Based in Santa Monica, SP incentivizes social and political awareness via barely-safe-for-work striptease — because if cleavage can teach Adam Sandler basic grammar, think what it can do for people who know how to read. First, pick a quiz category (general, daily, candidate, or issue), then select a stripper from amongst six women, three strapping dudes, and a dessicated old geezer ID’d as “Matt Drudge”; each comes with unique outfit options: “Sara” will go Girl Scout, while “Bean” will dress like…Terrell Owens? As you tackle everything from sordid infidelities (JFK, Clinton, Larry Craig) to domestic policy (Obama hearts ethanol), your dancer will either joyfully remove clothing, or scold your ignorance, though encouragingly they’ll sometimes look as disappointed as you are that you failed to get them near-naked. ”
So, as much as sexual scandals run the headlines in the political world, what is the point of pointing fingers in judgement at our leaders, when we, the underlings, spout our religious, societal moralities which deep down, in our genetics, is only natural for all us to be disinclined to?
And they say separation of church and state……pffff!
Today is the birthday of Robert Browning(1812). Robert Browning was an English poet and playwright whose mastery of dramatic verse, especially dramatic monologues, made him one of the foremost Victorian poets. Trivia buffs: Browning was a good student, and by the age of fourteen he was fluent in French, Greek, Italian and Latin.
I missed sharing a birthday with such an amazing soul…just by one day after.
Just due to the fact that today’s post is ode to his memorial and there is someone even just as amazing, if not more, on my mind, I will leave this poem and a quote:
“If I had but an hour of love
If that be all that is given me
An hour of love upon this earth
I would give my love to thee….”

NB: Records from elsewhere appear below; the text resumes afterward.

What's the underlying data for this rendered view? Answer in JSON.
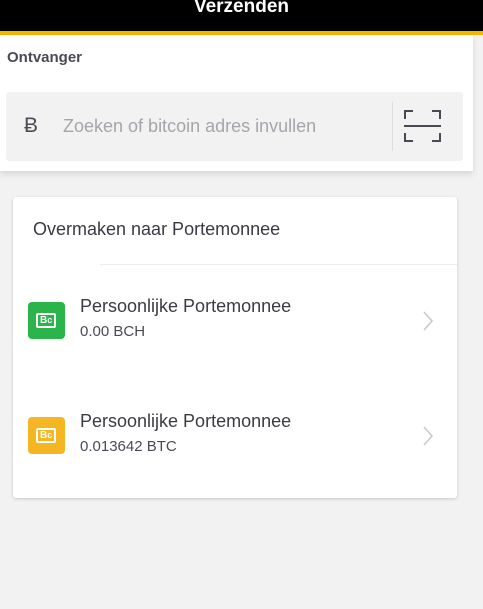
{
  "header": {
    "title": "Verzenden"
  },
  "recipient": {
    "label": "Ontvanger",
    "currency_glyph": "Ƀ",
    "search_placeholder": "Zoeken of bitcoin adres invullen",
    "search_value": ""
  },
  "transfer": {
    "title": "Overmaken naar Portemonnee",
    "wallets": [
      {
        "name": "Persoonlijke Portemonnee",
        "amount": "0.00 BCH",
        "icon": "wallet-icon",
        "color": "#2ab44a"
      },
      {
        "name": "Persoonlijke Portemonnee",
        "amount": "0.013642 BTC",
        "icon": "wallet-icon",
        "color": "#f5b623"
      }
    ]
  },
  "theme": {
    "accent": "#f6b400",
    "header_bg": "#000000"
  }
}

“If I have learned anything, it is that life forms non-logical patterns. It is haphazard and full of beauties which I try to catch as they fly by, for who knows whether any of them will ever return?”
~- Margot Fonteyn